But weaker economic data — especially the lack of wage growth, which would signal that inflation is just around the corner — could encourage the Fed to proceed more cautiously with rate increases later this year.

The data “will put many Fed officials on alert for more signs of economic disappointment ahead,” said Scott Anderson, an economist at Bank of the West.

Meanwhile, consumer and business confidence have dipped slightly since the election. They remain near historical highs, but economists say that continued uncertainty over how the Trump administration’s policies will unfold is affecting the economy.

Cathy Barrera, the chief economic adviser for ZipRecruiter, a jobs search site, says that her company’s surveys show that while employers at small and medium companies are optimistic about potential tax cuts and deregulation, they are holding off on decisions to hire until they see real results.

“We’re not necessarily seeing those intentions and optimism translate into hires,” Barrera said.

Widespread confidence has fueled U.S. stock markets to all-time highs. But the economy could face challenges later this year that will test the market’s optimism.

Treasury Secretary Steven Mnuchin has called for Congress to raise the debt ceiling before departing for their August recess, to prevent the government from running out of money. But Republicans appear divided over whether to prioritize shrinking the deficit or enhancing the military.

With the debt ceiling looming large, the prospect of real progress on health care or tax reform this year appears to be diminishing.

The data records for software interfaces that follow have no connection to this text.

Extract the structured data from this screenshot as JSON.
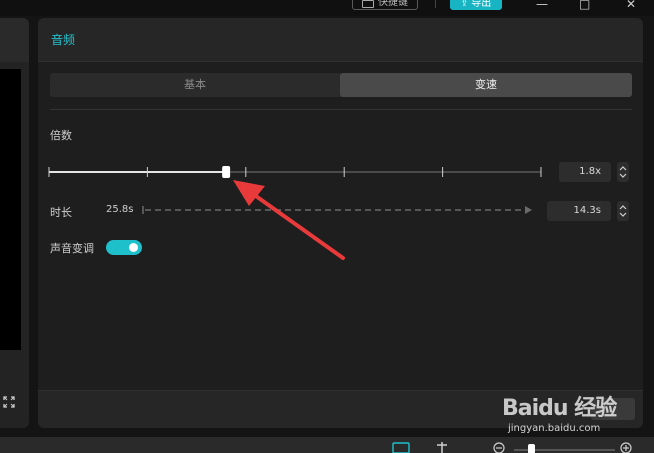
{
  "topbar": {
    "shortcut_label": "快捷键",
    "export_label": "导出",
    "minimize": "—",
    "maximize": "□",
    "close": "✕"
  },
  "panel": {
    "title": "音频",
    "tabs": [
      {
        "label": "基本",
        "active": false
      },
      {
        "label": "变速",
        "active": true
      }
    ],
    "multiplier": {
      "label": "倍数",
      "value": "1.8x",
      "slider_fraction": 0.36
    },
    "duration": {
      "label": "时长",
      "original": "25.8s",
      "value": "14.3s"
    },
    "pitch": {
      "label": "声音变调",
      "enabled": true
    }
  },
  "watermark": {
    "brand": "Baidu 经验",
    "url": "jingyan.baidu.com"
  },
  "colors": {
    "accent": "#21c3cf",
    "arrow": "#e83a3a",
    "export": "#17b5c4"
  }
}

These delays have real costs. Tax experts report that some Americans are still putting off payments to the government in case Trump can deliver on his promise of dramatic tax cuts. For example, some are choosing not to sell assets that would incur a capital gains tax, which Trump has promised to lower.

That appears to be affecting the revenues collected by the state and federal governments, and speeding the approach of the point at which Congress must raise or suspend the debt ceiling, or the government runs out of money.

Swonk, the Chicago economist, says that policy changes may also be putting a damper on hiring in the health-care sector, a substantial source of well-paying jobs for the economy. While the sector added 24,000 jobs in May, Swonk says that is down from last year, reflecting uncertainty about who will be covered under future health-care plans.

The president’s decision this week to withdraw from the Paris accord on climate change may also be keeping businesses in the fossil fuel and alternative energy industry guessing about the future investment environment.

While businesses generally favor the prospect of deregulation, Mark Zandi, chief economist at Moody’s Analytics, says that certainty may now be more valuable.

“There’s a mantra that less regulation is good. I think more importantly, it’s stable regulation,” he said.

“If it’s swinging with whomever has the reins of government, that’s a problem for businesses. It’s a problem if they don’t know what the world’s going to look like when their investment comes to fruition.”